# Exercise data
*** Begin section ***
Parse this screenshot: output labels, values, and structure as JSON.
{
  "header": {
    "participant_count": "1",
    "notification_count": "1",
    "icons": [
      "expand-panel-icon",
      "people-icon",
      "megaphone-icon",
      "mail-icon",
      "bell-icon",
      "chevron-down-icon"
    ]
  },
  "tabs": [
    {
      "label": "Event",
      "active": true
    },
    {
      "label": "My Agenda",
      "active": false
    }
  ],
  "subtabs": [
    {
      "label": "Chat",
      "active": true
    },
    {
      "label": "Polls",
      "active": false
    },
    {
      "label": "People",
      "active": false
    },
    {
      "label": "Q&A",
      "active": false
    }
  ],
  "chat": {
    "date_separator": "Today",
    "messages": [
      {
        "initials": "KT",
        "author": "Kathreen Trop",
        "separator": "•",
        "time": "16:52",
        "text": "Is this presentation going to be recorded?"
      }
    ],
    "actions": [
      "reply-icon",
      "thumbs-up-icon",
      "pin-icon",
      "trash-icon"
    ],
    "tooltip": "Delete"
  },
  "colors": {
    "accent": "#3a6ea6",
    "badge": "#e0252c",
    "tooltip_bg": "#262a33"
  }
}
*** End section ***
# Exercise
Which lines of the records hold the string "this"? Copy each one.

# Reply to the task
Parse this screenshot: output labels, values, and structure as JSON.
        "text": "Is this presentation going to be recorded?"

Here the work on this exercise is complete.